A permutation is 321-avoiding iff one can divide it (considered as string of \( N \) elements) into two increasing substrings. On the other hang, for each such permutation there exists the greedy division: you just read the string from left to right and put the symbol into the first substring if you can. The second substring in this decomposition, together with the places where the symbols stand, defines the permutation uniquely, provided that each symbol \( x \) in it stands on the place with the number \( p(x) \) which is less than \( x. \)

So, we define our permutation uniquely by the sequence of pairs \( (x.p(x)) \) such that \( x \)'s increase, \( p(x) \)'s also increase, and \( x \) is greater than \( p(x). \) Now, there exists a unique nondecreasing path from \( (0,0) \) to \( (N,N) \) which is strictly below the diagonal, and whose top-left corners are exactly these pairs.

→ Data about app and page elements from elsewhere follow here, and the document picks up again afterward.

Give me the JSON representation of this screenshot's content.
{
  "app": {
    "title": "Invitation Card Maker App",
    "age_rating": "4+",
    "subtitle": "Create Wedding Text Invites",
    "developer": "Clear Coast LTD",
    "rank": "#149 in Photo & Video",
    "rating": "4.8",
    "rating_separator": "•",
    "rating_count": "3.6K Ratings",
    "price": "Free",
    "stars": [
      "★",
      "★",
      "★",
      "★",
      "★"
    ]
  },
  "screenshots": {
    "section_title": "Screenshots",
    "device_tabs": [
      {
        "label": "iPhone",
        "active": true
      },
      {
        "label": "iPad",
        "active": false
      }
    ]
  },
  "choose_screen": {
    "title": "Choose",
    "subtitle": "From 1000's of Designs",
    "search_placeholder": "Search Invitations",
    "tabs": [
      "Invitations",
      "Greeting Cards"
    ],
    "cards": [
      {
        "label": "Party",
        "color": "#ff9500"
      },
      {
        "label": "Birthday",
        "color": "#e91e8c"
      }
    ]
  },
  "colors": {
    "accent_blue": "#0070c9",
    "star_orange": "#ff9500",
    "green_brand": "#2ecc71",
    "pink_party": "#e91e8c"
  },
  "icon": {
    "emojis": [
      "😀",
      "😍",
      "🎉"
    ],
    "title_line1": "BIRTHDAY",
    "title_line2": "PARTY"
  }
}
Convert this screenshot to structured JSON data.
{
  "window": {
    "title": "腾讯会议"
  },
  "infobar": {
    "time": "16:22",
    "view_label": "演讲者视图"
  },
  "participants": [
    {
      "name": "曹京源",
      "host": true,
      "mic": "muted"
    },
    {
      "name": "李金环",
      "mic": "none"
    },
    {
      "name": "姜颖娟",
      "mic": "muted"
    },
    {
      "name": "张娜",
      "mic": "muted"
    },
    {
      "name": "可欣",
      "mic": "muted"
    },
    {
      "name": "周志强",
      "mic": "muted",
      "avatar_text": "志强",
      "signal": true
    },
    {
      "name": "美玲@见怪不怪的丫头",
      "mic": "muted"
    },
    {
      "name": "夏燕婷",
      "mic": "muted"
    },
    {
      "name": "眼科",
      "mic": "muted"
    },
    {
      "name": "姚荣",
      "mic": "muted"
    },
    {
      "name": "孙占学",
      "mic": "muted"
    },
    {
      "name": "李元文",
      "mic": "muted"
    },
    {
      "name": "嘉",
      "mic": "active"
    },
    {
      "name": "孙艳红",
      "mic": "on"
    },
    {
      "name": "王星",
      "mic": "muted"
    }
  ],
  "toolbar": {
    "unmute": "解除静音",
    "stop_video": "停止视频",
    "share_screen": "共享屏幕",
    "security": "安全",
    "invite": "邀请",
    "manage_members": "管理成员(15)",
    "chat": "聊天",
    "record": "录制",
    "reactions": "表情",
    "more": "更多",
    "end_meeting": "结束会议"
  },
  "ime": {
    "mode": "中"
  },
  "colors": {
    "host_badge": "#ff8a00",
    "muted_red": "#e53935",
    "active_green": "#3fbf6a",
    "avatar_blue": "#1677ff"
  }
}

Hence you get Catalan.


Ok, thanks. That makes sense and seems quite a bit more intrinsic than my conversion of strings to parentheses.